**TASK BRIEF:**
Where a line of the following data contains the string "screenshot", include it in the tally. Report the total alone.

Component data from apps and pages
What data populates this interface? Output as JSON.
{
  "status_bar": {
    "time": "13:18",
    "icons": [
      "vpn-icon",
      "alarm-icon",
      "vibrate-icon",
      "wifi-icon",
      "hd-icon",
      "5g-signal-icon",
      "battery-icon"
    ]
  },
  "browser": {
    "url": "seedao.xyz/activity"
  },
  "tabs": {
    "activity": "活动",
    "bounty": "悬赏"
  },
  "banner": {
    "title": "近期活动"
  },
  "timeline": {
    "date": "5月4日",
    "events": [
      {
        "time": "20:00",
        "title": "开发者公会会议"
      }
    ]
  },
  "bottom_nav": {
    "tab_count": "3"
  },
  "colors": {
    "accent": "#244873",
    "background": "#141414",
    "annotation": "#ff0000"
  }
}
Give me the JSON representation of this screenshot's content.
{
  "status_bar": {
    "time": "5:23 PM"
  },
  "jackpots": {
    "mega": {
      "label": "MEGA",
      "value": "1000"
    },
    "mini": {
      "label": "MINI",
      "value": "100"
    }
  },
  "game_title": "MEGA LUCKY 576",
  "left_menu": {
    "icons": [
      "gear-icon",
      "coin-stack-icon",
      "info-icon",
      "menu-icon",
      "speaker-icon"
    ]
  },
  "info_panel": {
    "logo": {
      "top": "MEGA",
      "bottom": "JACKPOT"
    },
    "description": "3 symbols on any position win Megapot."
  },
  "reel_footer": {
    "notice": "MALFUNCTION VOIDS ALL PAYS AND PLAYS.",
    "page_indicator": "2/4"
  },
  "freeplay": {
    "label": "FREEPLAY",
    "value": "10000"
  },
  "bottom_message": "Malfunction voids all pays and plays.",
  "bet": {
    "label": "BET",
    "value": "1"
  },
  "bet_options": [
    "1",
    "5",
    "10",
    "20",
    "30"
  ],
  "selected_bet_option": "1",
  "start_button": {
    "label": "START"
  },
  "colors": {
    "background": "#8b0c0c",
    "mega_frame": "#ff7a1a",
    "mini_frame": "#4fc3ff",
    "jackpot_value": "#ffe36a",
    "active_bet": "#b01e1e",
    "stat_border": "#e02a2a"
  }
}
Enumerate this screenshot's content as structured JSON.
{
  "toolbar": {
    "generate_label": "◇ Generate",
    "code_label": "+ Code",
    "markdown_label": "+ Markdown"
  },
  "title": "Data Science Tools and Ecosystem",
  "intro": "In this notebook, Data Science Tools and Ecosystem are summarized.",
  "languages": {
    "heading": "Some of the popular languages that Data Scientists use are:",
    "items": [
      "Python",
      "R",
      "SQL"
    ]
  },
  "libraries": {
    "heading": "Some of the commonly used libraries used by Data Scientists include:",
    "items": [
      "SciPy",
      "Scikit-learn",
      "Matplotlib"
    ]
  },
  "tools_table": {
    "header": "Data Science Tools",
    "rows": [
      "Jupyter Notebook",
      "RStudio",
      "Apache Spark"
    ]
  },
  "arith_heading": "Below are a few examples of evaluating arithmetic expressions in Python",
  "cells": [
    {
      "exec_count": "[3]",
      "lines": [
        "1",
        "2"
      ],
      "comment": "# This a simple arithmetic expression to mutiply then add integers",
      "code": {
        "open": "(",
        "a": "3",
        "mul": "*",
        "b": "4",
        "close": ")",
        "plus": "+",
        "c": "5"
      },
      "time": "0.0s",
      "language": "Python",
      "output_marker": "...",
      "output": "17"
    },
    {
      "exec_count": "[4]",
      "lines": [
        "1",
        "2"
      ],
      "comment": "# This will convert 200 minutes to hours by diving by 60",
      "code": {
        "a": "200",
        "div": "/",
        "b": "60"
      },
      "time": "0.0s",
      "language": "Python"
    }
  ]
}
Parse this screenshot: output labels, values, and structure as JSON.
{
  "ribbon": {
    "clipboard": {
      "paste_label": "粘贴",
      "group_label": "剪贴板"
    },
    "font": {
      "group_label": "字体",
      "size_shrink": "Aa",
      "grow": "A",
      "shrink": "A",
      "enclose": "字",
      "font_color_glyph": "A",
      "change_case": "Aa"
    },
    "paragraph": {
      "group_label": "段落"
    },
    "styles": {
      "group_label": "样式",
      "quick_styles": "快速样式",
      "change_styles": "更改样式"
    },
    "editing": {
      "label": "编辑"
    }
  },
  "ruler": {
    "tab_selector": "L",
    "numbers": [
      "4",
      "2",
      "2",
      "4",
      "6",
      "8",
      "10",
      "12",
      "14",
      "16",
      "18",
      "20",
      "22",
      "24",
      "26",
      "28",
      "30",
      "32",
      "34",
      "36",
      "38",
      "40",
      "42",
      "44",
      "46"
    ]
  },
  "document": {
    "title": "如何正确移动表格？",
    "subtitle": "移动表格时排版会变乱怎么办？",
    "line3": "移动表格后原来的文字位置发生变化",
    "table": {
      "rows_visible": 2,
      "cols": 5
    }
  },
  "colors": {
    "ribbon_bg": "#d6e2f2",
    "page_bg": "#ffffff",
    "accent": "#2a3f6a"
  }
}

**ANSWER BELOW:**
3